2. Also, we cannot talk about our economy doing well without at least admitting the huge debt burden of about 297 billion heaped on the ordinary innocent people of Ghana now and in the future.
3. Moreover, a speech coming just after our election that witnessed some deaths, should have contained some comment about the needless loss of lives, commiseration with the family of the departed, as well as some vow and commitment to resolving infractions of the law, with the view to forestalling the recurrence of such unwarranted deaths in any future elections.

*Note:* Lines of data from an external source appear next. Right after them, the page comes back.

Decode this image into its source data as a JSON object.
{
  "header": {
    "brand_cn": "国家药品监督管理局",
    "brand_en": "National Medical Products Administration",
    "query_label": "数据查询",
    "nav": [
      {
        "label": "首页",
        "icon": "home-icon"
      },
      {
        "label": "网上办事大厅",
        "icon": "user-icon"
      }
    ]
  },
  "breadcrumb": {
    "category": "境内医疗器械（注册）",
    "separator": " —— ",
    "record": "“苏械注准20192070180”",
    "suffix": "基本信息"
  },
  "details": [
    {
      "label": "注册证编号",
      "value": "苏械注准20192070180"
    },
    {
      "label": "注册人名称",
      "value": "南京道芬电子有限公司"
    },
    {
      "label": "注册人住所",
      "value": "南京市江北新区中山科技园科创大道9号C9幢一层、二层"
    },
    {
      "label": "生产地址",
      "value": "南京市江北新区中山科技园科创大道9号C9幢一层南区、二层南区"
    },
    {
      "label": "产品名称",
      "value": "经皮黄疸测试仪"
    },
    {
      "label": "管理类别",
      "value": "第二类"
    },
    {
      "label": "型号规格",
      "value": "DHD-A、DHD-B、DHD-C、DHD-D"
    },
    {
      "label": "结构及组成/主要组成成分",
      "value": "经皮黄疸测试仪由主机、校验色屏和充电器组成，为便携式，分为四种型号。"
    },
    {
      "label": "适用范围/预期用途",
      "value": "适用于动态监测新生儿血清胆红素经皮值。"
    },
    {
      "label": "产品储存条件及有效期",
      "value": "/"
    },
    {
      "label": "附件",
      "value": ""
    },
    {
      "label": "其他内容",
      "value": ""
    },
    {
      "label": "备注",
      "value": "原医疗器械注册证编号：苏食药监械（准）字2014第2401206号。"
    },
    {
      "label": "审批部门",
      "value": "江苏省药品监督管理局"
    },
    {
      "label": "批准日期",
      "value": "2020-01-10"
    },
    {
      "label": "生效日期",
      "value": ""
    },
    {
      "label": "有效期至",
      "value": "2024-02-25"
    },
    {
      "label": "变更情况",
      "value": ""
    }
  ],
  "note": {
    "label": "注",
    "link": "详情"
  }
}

4. We do not need a national conversation about illegal mining. It appears the President sounded wavering in his commitment to fighting galamsey. His comments on this don’t support his earlier decisive posturing of wanting to put his Presidency on the line in the fight against illegal mining. The disastrous effects of illegal mining on our water bodies, and on the very sources of human livelihood in Ghana, are unquantifiable, and the quest to maintain political power, should not be enough to make any regime relent in fighting it.
5. With respect, I think Osei Kyei Mensah may rather be living in a dreamland if he doesn’t learn the rubrics of sounding conciliatory in his utterances and comments in response to “provocations” from Iddrisu Haruna. He must know that per our constitutional arrangement, the Fomena Constituency MP isn’t a member of the NPP, albeit he may choose to vote with them. This, coupled with the unprecedented voter attitude of Ghanaians in ensuring that parliament remains what it is likely to be, in the next few days, should make him approach his overly partisan commentary with some trepidation, going forward. He may want to take a second look at the definition of what a Hung Parliament is. The definition is centered around POLITICAL PARTIES and not Independent candidates.
6. If coming events truly cast their shadows, then, respectfully, Haruna Iddrisu may also want to tone down and manage his emotions in a manner that may help to reduce needless intransigence and stalemates in the next parliament.
7. Finally, if the last SONA cannot be formally debated by Parliament, then it is about time we interrogated its relevance after doing it over and over again. If it is merely to provide parliamentarians with information about what has been done, then we can simply send the speech to the MPs electronically, rather than wasting resources to convene a sitting. We must work to operationalize constitutional imperatives, else the rigid application of rules without contextualizing them will keep ushering thinking human beings, into a regime of robots.
PAV Ansah Street
Suro Nipa House